● Data supplied
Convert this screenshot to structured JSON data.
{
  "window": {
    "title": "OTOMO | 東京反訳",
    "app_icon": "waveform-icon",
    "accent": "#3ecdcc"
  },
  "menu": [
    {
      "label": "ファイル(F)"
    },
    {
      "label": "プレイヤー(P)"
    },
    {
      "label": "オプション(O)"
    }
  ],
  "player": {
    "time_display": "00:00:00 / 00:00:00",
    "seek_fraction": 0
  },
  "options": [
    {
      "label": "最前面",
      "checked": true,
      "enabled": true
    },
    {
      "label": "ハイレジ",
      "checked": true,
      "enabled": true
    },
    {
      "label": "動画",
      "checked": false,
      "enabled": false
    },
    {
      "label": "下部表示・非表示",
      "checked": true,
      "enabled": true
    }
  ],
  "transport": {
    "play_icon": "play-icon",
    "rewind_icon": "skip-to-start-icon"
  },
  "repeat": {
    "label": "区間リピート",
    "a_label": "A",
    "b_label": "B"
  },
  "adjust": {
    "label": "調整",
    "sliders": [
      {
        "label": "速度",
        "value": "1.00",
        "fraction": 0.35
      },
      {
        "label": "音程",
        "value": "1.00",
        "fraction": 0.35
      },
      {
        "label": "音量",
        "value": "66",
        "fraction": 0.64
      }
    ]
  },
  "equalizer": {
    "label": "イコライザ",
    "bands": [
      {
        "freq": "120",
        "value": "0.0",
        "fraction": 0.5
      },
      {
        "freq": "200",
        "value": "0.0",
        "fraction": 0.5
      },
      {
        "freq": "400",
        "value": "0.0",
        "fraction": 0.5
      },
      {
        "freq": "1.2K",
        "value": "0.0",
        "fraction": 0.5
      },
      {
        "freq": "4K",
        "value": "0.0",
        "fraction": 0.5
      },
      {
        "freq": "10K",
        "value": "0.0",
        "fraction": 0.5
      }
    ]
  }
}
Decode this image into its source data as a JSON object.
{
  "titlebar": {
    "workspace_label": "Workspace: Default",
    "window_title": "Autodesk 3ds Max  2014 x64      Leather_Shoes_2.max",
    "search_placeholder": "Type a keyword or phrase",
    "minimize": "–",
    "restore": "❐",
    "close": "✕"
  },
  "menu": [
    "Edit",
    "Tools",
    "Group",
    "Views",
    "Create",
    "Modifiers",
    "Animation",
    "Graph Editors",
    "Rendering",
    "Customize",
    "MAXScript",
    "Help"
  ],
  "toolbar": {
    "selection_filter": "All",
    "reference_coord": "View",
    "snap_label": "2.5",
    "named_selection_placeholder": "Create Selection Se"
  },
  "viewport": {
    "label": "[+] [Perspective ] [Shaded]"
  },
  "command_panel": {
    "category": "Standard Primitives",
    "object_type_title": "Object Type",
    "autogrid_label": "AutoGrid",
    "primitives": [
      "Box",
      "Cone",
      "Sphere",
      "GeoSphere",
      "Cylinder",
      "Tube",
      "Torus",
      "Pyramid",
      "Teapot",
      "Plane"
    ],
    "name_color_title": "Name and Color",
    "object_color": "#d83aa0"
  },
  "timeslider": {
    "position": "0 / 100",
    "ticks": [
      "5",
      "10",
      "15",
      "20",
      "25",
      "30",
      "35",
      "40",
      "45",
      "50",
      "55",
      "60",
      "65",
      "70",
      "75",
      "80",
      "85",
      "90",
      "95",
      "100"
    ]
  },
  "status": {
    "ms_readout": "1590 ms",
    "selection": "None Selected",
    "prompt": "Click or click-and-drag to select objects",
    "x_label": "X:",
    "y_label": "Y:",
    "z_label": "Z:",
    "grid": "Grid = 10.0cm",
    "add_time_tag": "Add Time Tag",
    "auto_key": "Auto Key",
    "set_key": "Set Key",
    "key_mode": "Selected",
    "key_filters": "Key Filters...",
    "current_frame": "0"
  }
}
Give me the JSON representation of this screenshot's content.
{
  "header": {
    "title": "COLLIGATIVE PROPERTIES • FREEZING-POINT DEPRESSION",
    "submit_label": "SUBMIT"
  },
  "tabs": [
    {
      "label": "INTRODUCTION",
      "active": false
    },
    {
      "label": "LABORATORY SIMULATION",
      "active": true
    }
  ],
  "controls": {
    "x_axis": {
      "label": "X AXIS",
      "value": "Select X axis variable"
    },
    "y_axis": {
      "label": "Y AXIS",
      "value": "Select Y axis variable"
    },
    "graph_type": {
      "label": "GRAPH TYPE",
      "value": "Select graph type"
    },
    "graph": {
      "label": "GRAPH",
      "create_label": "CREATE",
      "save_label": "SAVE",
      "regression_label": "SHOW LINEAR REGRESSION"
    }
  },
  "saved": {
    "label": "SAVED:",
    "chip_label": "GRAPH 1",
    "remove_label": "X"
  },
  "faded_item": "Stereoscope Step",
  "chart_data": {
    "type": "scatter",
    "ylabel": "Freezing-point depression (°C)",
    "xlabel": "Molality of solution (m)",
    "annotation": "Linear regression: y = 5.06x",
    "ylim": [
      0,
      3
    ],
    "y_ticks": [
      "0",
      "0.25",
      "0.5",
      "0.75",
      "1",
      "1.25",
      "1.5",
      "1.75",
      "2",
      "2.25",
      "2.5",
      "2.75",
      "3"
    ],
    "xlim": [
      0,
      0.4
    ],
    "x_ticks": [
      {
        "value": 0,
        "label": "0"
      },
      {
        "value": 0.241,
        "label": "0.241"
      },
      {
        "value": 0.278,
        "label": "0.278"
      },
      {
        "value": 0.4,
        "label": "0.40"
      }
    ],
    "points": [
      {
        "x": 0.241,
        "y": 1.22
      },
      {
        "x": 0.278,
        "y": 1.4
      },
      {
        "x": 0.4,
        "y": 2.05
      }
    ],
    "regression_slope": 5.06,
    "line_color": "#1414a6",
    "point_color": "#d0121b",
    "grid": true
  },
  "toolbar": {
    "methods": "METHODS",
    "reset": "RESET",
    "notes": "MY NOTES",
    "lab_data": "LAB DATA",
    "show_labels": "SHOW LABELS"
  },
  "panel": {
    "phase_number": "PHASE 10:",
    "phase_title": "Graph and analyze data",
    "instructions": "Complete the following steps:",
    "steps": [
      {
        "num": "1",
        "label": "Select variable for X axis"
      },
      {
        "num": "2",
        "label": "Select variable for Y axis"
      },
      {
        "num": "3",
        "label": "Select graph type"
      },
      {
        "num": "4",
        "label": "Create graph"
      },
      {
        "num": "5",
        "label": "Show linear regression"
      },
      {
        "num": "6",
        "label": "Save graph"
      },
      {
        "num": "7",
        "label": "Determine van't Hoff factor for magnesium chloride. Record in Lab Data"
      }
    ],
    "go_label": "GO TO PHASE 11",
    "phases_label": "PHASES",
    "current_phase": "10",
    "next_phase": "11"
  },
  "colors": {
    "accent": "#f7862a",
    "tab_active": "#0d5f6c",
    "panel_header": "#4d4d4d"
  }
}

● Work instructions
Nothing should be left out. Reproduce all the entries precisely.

● Solution to the problem
Convert this screenshot to structured JSON data.
{
  "window": {
    "title": "OTOMO | 東京反訳",
    "app_icon": "waveform-icon",
    "accent": "#3ecdcc"
  },
  "menu": [
    {
      "label": "ファイル(F)"
    },
    {
      "label": "プレイヤー(P)"
    },
    {
      "label": "オプション(O)"
    }
  ],
  "player": {
    "time_display": "00:00:00 / 00:00:00",
    "seek_fraction": 0
  },
  "options": [
    {
      "label": "最前面",
      "checked": true,
      "enabled": true
    },
    {
      "label": "ハイレジ",
      "checked": true,
      "enabled": true
    },
    {
      "label": "動画",
      "checked": false,
      "enabled": false
    },
    {
      "label": "下部表示・非表示",
      "checked": true,
      "enabled": true
    }
  ],
  "transport": {
    "play_icon": "play-icon",
    "rewind_icon": "skip-to-start-icon"
  },
  "repeat": {
    "label": "区間リピート",
    "a_label": "A",
    "b_label": "B"
  },
  "adjust": {
    "label": "調整",
    "sliders": [
      {
        "label": "速度",
        "value": "1.00",
        "fraction": 0.35
      },
      {
        "label": "音程",
        "value": "1.00",
        "fraction": 0.35
      },
      {
        "label": "音量",
        "value": "66",
        "fraction": 0.64
      }
    ]
  },
  "equalizer": {
    "label": "イコライザ",
    "bands": [
      {
        "freq": "120",
        "value": "0.0",
        "fraction": 0.5
      },
      {
        "freq": "200",
        "value": "0.0",
        "fraction": 0.5
      },
      {
        "freq": "400",
        "value": "0.0",
        "fraction": 0.5
      },
      {
        "freq": "1.2K",
        "value": "0.0",
        "fraction": 0.5
      },
      {
        "freq": "4K",
        "value": "0.0",
        "fraction": 0.5
      },
      {
        "freq": "10K",
        "value": "0.0",
        "fraction": 0.5
      }
    ]
  }
}
Decode this image into its source data as a JSON object.
{
  "titlebar": {
    "workspace_label": "Workspace: Default",
    "window_title": "Autodesk 3ds Max  2014 x64      Leather_Shoes_2.max",
    "search_placeholder": "Type a keyword or phrase",
    "minimize": "–",
    "restore": "❐",
    "close": "✕"
  },
  "menu": [
    "Edit",
    "Tools",
    "Group",
    "Views",
    "Create",
    "Modifiers",
    "Animation",
    "Graph Editors",
    "Rendering",
    "Customize",
    "MAXScript",
    "Help"
  ],
  "toolbar": {
    "selection_filter": "All",
    "reference_coord": "View",
    "snap_label": "2.5",
    "named_selection_placeholder": "Create Selection Se"
  },
  "viewport": {
    "label": "[+] [Perspective ] [Shaded]"
  },
  "command_panel": {
    "category": "Standard Primitives",
    "object_type_title": "Object Type",
    "autogrid_label": "AutoGrid",
    "primitives": [
      "Box",
      "Cone",
      "Sphere",
      "GeoSphere",
      "Cylinder",
      "Tube",
      "Torus",
      "Pyramid",
      "Teapot",
      "Plane"
    ],
    "name_color_title": "Name and Color",
    "object_color": "#d83aa0"
  },
  "timeslider": {
    "position": "0 / 100",
    "ticks": [
      "5",
      "10",
      "15",
      "20",
      "25",
      "30",
      "35",
      "40",
      "45",
      "50",
      "55",
      "60",
      "65",
      "70",
      "75",
      "80",
      "85",
      "90",
      "95",
      "100"
    ]
  },
  "status": {
    "ms_readout": "1590 ms",
    "selection": "None Selected",
    "prompt": "Click or click-and-drag to select objects",
    "x_label": "X:",
    "y_label": "Y:",
    "z_label": "Z:",
    "grid": "Grid = 10.0cm",
    "add_time_tag": "Add Time Tag",
    "auto_key": "Auto Key",
    "set_key": "Set Key",
    "key_mode": "Selected",
    "key_filters": "Key Filters...",
    "current_frame": "0"
  }
}
Give me the JSON representation of this screenshot's content.
{
  "header": {
    "title": "COLLIGATIVE PROPERTIES • FREEZING-POINT DEPRESSION",
    "submit_label": "SUBMIT"
  },
  "tabs": [
    {
      "label": "INTRODUCTION",
      "active": false
    },
    {
      "label": "LABORATORY SIMULATION",
      "active": true
    }
  ],
  "controls": {
    "x_axis": {
      "label": "X AXIS",
      "value": "Select X axis variable"
    },
    "y_axis": {
      "label": "Y AXIS",
      "value": "Select Y axis variable"
    },
    "graph_type": {
      "label": "GRAPH TYPE",
      "value": "Select graph type"
    },
    "graph": {
      "label": "GRAPH",
      "create_label": "CREATE",
      "save_label": "SAVE",
      "regression_label": "SHOW LINEAR REGRESSION"
    }
  },
  "saved": {
    "label": "SAVED:",
    "chip_label": "GRAPH 1",
    "remove_label": "X"
  },
  "faded_item": "Stereoscope Step",
  "chart_data": {
    "type": "scatter",
    "ylabel": "Freezing-point depression (°C)",
    "xlabel": "Molality of solution (m)",
    "annotation": "Linear regression: y = 5.06x",
    "ylim": [
      0,
      3
    ],
    "y_ticks": [
      "0",
      "0.25",
      "0.5",
      "0.75",
      "1",
      "1.25",
      "1.5",
      "1.75",
      "2",
      "2.25",
      "2.5",
      "2.75",
      "3"
    ],
    "xlim": [
      0,
      0.4
    ],
    "x_ticks": [
      {
        "value": 0,
        "label": "0"
      },
      {
        "value": 0.241,
        "label": "0.241"
      },
      {
        "value": 0.278,
        "label": "0.278"
      },
      {
        "value": 0.4,
        "label": "0.40"
      }
    ],
    "points": [
      {
        "x": 0.241,
        "y": 1.22
      },
      {
        "x": 0.278,
        "y": 1.4
      },
      {
        "x": 0.4,
        "y": 2.05
      }
    ],
    "regression_slope": 5.06,
    "line_color": "#1414a6",
    "point_color": "#d0121b",
    "grid": true
  },
  "toolbar": {
    "methods": "METHODS",
    "reset": "RESET",
    "notes": "MY NOTES",
    "lab_data": "LAB DATA",
    "show_labels": "SHOW LABELS"
  },
  "panel": {
    "phase_number": "PHASE 10:",
    "phase_title": "Graph and analyze data",
    "instructions": "Complete the following steps:",
    "steps": [
      {
        "num": "1",
        "label": "Select variable for X axis"
      },
      {
        "num": "2",
        "label": "Select variable for Y axis"
      },
      {
        "num": "3",
        "label": "Select graph type"
      },
      {
        "num": "4",
        "label": "Create graph"
      },
      {
        "num": "5",
        "label": "Show linear regression"
      },
      {
        "num": "6",
        "label": "Save graph"
      },
      {
        "num": "7",
        "label": "Determine van't Hoff factor for magnesium chloride. Record in Lab Data"
      }
    ],
    "go_label": "GO TO PHASE 11",
    "phases_label": "PHASES",
    "current_phase": "10",
    "next_phase": "11"
  },
  "colors": {
    "accent": "#f7862a",
    "tab_active": "#0d5f6c",
    "panel_header": "#4d4d4d"
  }
}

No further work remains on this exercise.